Lost Rights
by James Bovard

  • Hardcover:  416 pages
  • Publisher:  Palgrave Macmillan (September 1995)
  • ISBN:  0312123337 / 978-0312123338

    Publisher’s Description
    From Justice Department officials seizing people’s homes based on mere rumors to the IRS and its master plan to prohibit the nation’s self-employed from working for themselves to the perpetrators of the Waco siege, government officials are tearing the Bill of Rights to pieces. Today’s citizen is now more likely than ever to violate some unknown law or regulation and be placed at the mercy of an administrator or politician hungering for publicity. Unfortunately, the only way many government agencies can measure their “public service” is by the number of citizens they harass, hinder, restrain, or jail. Already a major issue in the deliberations of the Congress that took office in January of 1995, the power and size of government is certain to be a prominent factor in the 1996 presidential elections.
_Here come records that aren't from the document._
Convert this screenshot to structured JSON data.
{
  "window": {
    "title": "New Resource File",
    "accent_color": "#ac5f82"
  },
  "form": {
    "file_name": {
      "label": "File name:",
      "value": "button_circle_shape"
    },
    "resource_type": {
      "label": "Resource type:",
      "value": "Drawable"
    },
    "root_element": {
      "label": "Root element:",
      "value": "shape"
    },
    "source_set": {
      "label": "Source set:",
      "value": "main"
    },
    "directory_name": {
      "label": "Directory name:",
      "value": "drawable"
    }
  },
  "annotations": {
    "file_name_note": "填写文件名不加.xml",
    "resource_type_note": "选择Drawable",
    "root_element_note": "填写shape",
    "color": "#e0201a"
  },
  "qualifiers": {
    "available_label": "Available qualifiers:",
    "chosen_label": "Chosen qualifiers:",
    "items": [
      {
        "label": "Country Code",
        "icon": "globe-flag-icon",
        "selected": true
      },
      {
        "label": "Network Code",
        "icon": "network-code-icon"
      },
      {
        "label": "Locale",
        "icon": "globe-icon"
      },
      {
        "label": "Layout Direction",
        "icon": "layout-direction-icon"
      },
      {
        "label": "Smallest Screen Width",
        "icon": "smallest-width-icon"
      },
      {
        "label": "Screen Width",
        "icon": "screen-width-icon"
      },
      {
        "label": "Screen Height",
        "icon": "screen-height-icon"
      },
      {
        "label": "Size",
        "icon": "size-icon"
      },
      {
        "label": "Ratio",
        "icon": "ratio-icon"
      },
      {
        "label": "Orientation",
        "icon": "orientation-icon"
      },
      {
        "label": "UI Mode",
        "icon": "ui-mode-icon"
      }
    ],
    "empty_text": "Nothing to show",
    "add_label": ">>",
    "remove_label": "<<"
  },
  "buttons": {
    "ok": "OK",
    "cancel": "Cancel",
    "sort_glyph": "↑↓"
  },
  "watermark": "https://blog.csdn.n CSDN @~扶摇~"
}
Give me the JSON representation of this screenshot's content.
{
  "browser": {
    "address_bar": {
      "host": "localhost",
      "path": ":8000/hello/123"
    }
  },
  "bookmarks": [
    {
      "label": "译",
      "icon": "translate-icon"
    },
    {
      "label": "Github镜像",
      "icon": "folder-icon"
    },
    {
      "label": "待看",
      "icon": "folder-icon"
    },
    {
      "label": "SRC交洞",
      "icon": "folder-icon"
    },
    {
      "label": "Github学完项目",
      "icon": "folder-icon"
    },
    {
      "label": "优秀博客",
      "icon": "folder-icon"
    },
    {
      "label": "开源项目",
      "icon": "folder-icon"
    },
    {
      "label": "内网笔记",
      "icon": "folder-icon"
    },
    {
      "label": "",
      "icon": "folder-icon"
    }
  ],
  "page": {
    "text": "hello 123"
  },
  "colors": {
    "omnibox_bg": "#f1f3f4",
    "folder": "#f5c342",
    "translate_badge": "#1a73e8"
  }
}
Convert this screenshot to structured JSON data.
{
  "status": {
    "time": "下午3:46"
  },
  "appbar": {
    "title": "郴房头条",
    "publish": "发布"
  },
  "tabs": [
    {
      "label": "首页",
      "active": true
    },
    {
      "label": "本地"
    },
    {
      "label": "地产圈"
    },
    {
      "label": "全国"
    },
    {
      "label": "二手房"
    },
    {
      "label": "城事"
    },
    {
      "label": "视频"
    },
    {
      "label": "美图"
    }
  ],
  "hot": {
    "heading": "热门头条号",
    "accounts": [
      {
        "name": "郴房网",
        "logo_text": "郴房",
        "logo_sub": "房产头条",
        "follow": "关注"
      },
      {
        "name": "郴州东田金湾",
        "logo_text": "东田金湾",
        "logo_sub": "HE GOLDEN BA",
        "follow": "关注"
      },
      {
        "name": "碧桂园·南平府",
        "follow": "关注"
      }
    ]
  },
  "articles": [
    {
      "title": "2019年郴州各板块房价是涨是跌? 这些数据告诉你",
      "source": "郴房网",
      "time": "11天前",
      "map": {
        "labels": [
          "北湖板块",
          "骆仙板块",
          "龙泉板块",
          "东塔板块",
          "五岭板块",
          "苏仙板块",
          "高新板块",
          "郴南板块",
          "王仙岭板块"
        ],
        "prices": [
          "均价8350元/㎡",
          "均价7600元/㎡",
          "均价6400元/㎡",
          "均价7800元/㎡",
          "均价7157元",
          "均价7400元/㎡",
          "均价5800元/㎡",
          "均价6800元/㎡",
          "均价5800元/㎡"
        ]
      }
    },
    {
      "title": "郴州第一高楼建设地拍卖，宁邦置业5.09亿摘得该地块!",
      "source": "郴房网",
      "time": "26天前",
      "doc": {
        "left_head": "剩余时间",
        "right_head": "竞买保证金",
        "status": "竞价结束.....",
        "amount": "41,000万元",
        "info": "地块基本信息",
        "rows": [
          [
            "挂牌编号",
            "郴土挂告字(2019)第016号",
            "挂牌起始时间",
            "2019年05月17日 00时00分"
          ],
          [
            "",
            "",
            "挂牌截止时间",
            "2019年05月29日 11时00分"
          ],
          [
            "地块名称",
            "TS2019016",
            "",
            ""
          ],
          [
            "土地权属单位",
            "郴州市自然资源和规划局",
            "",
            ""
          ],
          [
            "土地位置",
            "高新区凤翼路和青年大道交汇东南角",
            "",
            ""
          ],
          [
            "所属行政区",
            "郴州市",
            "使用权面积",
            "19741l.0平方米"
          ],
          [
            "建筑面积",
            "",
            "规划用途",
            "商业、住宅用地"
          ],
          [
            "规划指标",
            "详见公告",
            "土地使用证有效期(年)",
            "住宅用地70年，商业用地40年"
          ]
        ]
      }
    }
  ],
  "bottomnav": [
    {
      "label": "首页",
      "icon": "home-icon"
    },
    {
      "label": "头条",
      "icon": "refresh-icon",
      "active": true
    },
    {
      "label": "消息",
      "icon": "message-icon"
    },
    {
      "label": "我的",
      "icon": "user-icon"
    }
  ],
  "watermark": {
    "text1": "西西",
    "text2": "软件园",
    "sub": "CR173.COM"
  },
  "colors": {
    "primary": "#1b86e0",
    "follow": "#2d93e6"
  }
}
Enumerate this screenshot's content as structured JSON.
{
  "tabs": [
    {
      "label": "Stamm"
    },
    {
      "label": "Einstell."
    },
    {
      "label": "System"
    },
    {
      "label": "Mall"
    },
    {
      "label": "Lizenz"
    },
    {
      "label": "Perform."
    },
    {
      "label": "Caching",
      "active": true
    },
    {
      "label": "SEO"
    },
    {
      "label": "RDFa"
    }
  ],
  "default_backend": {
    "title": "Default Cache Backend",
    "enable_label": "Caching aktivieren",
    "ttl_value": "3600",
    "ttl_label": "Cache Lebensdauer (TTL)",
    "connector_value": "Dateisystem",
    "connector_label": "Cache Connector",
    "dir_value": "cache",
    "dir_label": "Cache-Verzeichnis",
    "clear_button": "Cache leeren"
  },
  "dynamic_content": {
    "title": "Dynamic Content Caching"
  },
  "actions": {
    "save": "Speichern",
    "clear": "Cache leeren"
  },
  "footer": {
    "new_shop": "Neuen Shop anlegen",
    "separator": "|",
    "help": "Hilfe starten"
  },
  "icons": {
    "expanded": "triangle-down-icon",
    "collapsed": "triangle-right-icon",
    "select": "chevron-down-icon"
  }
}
Lost Rights provides a highly entertaining analysis of the bloated excess of government and the plight of contemporary Americans beaten into submission by a horrible parody of the Founding Fathers’ dream.


    Contents
           Preface
     1    The New Leviathan
     2    Seizure Fever: The War on Property Rights
     3    The Proliferation of Petty Dictatorships
     4    Politics vs. Contracts
     5    Subsidies and Subjugation
     6    The Opportunity Police
     7    Guns, Drugs, Searches, and Snares
     8    Taxing and Tyrannizing
     9    Spiking Speech, Bankrupting Newspapers, and Jamming Broadcasts
     10  Conclusion

    Acknowledgments
    Notes
    Index